Table of Contents Hide
For most people, perhaps the first thing that comes to mind when they hear the word “demolition” is a bulldozer tearing down a building or a wrecking ball that kicks up a lot of dust. However, interior demolition is a bit different.
As the name suggests, it is the process of demolishing interior partitions that may have no structural bearing on the building as a whole. It is usually used for remodeling projects, and it can include anything from ceiling removal and floor removal, demolition of non-load bearing walls, and removing fitted appliances and furniture.
For those looking for an experienced demolition company, you can visit the website for more information. Whatever the reason for your interior demolition project, before you start, here are a few steps you may need to be aware of.

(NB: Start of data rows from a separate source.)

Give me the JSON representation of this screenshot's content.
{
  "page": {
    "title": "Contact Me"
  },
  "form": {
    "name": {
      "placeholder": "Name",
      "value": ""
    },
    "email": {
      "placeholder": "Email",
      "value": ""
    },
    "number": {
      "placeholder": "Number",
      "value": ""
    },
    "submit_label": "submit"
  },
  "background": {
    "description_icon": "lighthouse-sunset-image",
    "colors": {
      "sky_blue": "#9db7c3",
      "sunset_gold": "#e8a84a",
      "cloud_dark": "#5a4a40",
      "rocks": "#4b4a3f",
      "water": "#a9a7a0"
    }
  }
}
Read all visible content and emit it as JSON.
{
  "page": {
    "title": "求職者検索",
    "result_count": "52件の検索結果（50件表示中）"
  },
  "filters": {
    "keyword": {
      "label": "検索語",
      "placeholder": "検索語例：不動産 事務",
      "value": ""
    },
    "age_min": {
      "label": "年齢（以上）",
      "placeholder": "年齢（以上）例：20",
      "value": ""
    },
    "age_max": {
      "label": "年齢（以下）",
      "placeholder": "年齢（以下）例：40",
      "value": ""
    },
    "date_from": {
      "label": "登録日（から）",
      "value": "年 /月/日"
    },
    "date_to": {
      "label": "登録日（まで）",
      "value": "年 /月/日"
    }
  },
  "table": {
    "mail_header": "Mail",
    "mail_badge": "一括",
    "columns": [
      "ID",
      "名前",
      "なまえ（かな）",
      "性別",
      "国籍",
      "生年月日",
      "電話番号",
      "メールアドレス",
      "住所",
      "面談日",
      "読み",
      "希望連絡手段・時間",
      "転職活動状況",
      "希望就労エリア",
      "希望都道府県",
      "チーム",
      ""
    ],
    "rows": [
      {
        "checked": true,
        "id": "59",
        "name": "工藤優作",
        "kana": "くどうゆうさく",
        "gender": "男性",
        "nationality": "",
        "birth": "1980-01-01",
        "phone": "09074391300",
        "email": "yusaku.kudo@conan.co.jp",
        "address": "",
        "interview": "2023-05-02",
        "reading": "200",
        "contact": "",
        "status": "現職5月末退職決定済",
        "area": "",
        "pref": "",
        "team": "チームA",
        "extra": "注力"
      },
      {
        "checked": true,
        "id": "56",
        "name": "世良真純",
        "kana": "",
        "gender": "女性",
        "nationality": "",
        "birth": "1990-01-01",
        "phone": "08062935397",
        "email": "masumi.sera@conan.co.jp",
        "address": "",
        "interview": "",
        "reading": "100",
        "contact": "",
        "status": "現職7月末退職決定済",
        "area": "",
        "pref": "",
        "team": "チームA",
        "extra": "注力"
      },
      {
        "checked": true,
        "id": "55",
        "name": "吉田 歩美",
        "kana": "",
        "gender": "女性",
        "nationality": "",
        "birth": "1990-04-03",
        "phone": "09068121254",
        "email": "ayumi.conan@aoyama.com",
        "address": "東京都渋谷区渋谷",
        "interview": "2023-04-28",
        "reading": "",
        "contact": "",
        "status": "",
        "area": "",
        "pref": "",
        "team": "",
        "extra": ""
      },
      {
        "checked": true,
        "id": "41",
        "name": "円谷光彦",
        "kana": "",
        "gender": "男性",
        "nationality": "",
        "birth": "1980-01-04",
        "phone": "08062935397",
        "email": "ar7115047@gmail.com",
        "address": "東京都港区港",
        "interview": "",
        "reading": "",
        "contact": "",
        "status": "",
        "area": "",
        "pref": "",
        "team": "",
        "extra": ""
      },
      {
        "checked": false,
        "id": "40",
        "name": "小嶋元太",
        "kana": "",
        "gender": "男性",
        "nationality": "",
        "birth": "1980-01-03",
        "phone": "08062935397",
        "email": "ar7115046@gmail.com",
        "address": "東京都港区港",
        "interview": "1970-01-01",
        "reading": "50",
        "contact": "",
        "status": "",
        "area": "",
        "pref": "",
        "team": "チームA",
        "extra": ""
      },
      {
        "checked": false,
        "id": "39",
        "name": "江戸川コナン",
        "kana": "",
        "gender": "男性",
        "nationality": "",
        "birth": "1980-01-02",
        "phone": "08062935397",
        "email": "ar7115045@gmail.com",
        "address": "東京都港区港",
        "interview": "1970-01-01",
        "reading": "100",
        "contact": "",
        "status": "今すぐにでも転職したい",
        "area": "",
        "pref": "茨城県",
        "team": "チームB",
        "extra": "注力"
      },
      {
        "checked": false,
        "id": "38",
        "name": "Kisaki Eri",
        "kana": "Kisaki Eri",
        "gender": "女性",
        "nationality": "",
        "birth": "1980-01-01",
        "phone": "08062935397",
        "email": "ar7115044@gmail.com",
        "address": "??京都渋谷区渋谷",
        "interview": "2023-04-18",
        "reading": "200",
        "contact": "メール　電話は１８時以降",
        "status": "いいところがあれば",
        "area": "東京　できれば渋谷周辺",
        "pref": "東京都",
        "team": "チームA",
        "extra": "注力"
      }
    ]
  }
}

1. Acquire Permits
In general, you’ll need to secure a permit before you begin any form of demolition of your house. However, rules and regulations may vary from one state to another. And so, it may be best to check with your local government before starting a house project.

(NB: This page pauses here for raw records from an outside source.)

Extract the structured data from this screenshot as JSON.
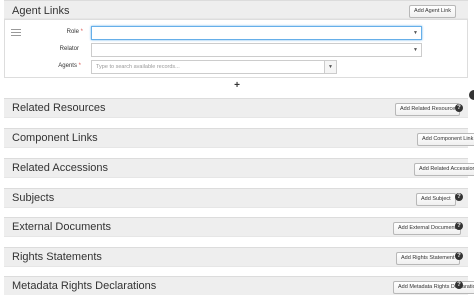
{
  "sections": [
    {
      "key": "agent_links",
      "title": "Agent Links",
      "button": "Add Agent Link"
    },
    {
      "key": "related_resources",
      "title": "Related Resources",
      "button": "Add Related Resource"
    },
    {
      "key": "component_links",
      "title": "Component Links",
      "button": "Add Component Link"
    },
    {
      "key": "related_accessions",
      "title": "Related Accessions",
      "button": "Add Related Accession"
    },
    {
      "key": "subjects",
      "title": "Subjects",
      "button": "Add Subject"
    },
    {
      "key": "external_documents",
      "title": "External Documents",
      "button": "Add External Document"
    },
    {
      "key": "rights_statements",
      "title": "Rights Statements",
      "button": "Add Rights Statement"
    },
    {
      "key": "metadata_rights",
      "title": "Metadata Rights Declarations",
      "button": "Add Metadata Rights Declaration"
    }
  ],
  "agent_form": {
    "role_label": "Role",
    "relator_label": "Relator",
    "agents_label": "Agents",
    "required_marker": "*",
    "agents_placeholder": "Type to search available records...",
    "role_value": "",
    "relator_value": ""
  },
  "add_row_symbol": "+",
  "help_symbol": "?"
}
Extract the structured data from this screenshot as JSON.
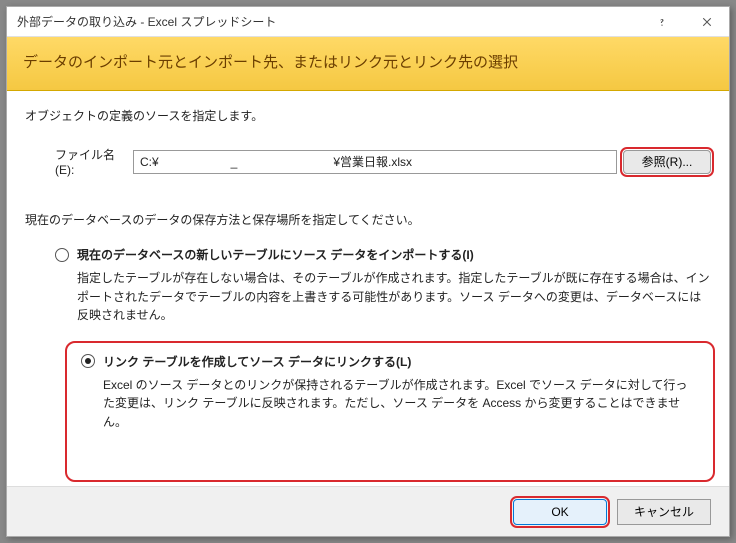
{
  "titlebar": {
    "title": "外部データの取り込み - Excel スプレッドシート"
  },
  "banner": {
    "heading": "データのインポート元とインポート先、またはリンク元とリンク先の選択"
  },
  "content": {
    "instruction": "オブジェクトの定義のソースを指定します。",
    "file_label": "ファイル名(E):",
    "file_value": "C:¥　　　　　　_　　　　　　　　¥営業日報.xlsx",
    "browse_label": "参照(R)...",
    "sub_instruction": "現在のデータベースのデータの保存方法と保存場所を指定してください。",
    "option1": {
      "title": "現在のデータベースの新しいテーブルにソース データをインポートする(I)",
      "desc": "指定したテーブルが存在しない場合は、そのテーブルが作成されます。指定したテーブルが既に存在する場合は、インポートされたデータでテーブルの内容を上書きする可能性があります。ソース データへの変更は、データベースには反映されません。"
    },
    "option2": {
      "title": "リンク テーブルを作成してソース データにリンクする(L)",
      "desc": "Excel のソース データとのリンクが保持されるテーブルが作成されます。Excel でソース データに対して行った変更は、リンク テーブルに反映されます。ただし、ソース データを Access から変更することはできません。"
    }
  },
  "footer": {
    "ok": "OK",
    "cancel": "キャンセル"
  }
}
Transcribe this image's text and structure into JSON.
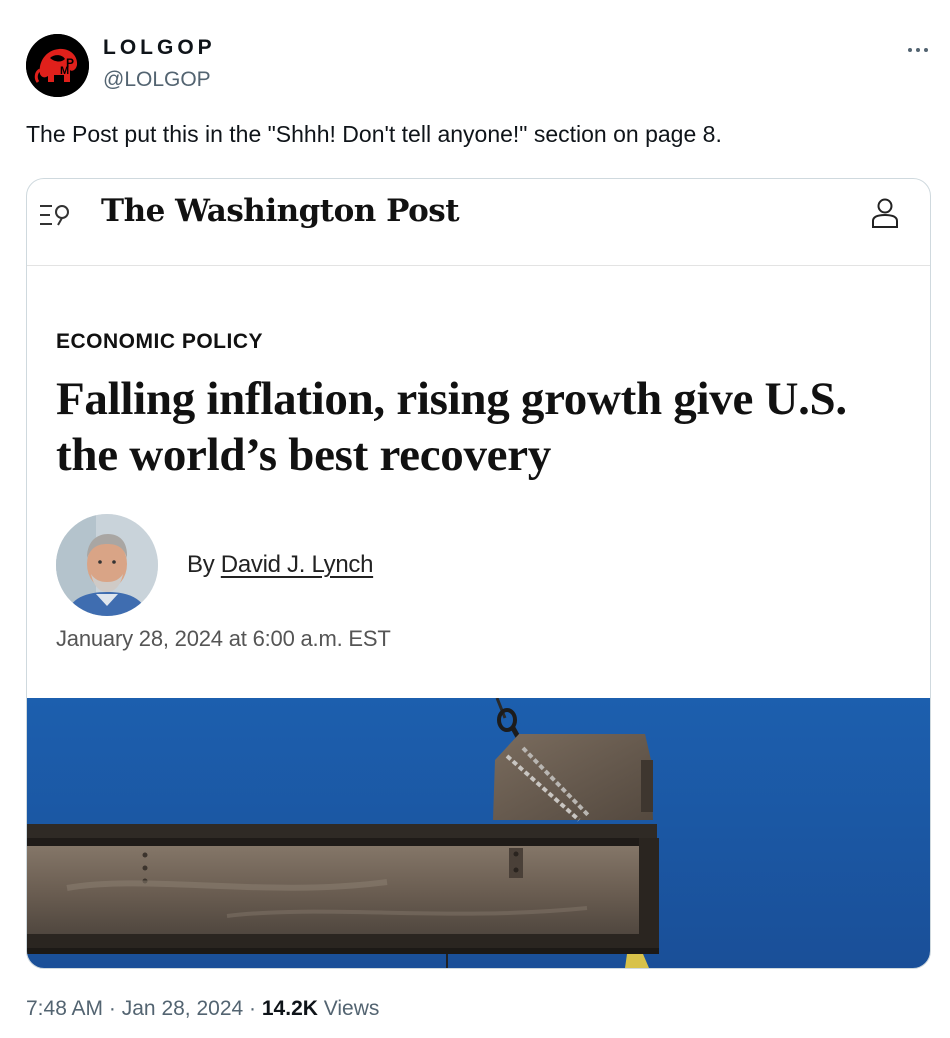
{
  "tweet": {
    "display_name": "LOLGOP",
    "handle": "@LOLGOP",
    "text": "The Post put this in the \"Shhh! Don't tell anyone!\" section on page 8.",
    "time": "7:48 AM",
    "separator": "·",
    "date": "Jan 28, 2024",
    "views_count": "14.2K",
    "views_label": "Views"
  },
  "card": {
    "publication": "The Washington Post",
    "kicker": "ECONOMIC POLICY",
    "headline": "Falling inflation, rising growth give U.S. the world’s best recovery",
    "byline_prefix": "By",
    "author": "David J. Lynch",
    "dateline": "January 28, 2024 at 6:00 a.m. EST"
  },
  "icons": {
    "avatar": "gop-elephant-avatar",
    "more": "more-horizontal-icon",
    "menu_search": "menu-search-icon",
    "account": "user-account-icon"
  },
  "colors": {
    "text_primary": "#0f1419",
    "text_secondary": "#536471",
    "border": "#cfd9de",
    "sky_blue": "#1b5aa8",
    "steel_beam": "#6e6258",
    "avatar_red": "#e0201b"
  }
}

In most cases, your local municipality needs to be notified to assess and ensure that the demolition and renovations do not affect the structural integrity of the building being renovated.
The permit can also be an acknowledgment that you agree to shut off all utilities (water, electricity, gas) and advise the occupants living near you of your project.
Furthermore, it is crucial to note if your home or building has asbestos as there may be a need for an additional permit apart from the demolition permit itself.
And in some instances, you may also need to hire asbestos removal specialists to remove the asbestos-lined material safely. Without doing so, you could potentially risk leaving those in the vicinity exposed.
If you’re planning to hire a professional contractor for this job, note that most would take care of acquiring the essential permits needed for the project. However, it is always best to talk about such matters with them before you start the project, as it is never advisable to do work without the necessary permission and documents.
2. Secure Your Safety
One of the dangers of interior demolition is exposure to dangerous particles and chemicals in the demolition process. As such, it’s crucial to consider and ensure the ventilation in place is enough to handle funneling out harmful substances to keep everyone working inside safe.
If you are undertaking the project yourself, it is essential and recommended to invest in Personal Protective Equipment (PPE). For instance, hard hats can protect you from overhead risks, and those working close to power tools or using chemicals will need eye and face protection.
It’s also prudent to have respiratory protection and hearing protection. Having all this in place can help protect you from various foreseen and unforeseen hazards around the site.
More so, ideally, the demolition process should be done by professionals who can take into account the plumbing, electrical wiring, and structural integrity of the building, amongst other things. Only proceed with the demolition yourself if you are conversant in those fields to lower the risk of accidents and property damage.
3. Protect Valuables
Aside from sorting out your safety plans during the execution, you’ll also need to consider how to protect your belongings in the space you wish to demolish.
In the course of the interior demolition process, a lot of dust can travel through your building, which can lead to thick films of dust settling over items.
To protect your items, you can begin by shifting all moveable belongings into areas that won’t be affected by the demolition. Alternatively, for the fixed items, you may cover them in sheets or plastic tarps, ensuring they are secured well to keep all the dust from infiltrating.
Furthermore, if possible, consider implementing and sticking to one entrance and exit. Doing so could help prevent that dust will not go into other areas of the building. Once you have established these, you may start with demolition.
4. Dispose of Waste Material
Whether it is ceiling replacement, floor removal, drywall removal, or demolition of non-load bearing walls, a significant portion of waste materials could be left behind after all the work is done.
As such, these must be disposed of properly since some of the waste material may cause environmental hazards. Check with your local government about their requirements for waste removal on demolition sites so you can plan before starting the project.
Demolition work can give your space a fresh look and leave you with a blank slate. It can also allow you to make the necessary adjustments that fit your vision.
And with the information above, you can be guided on the steps to consider. Have fun during the process, always put your safety first and work smart.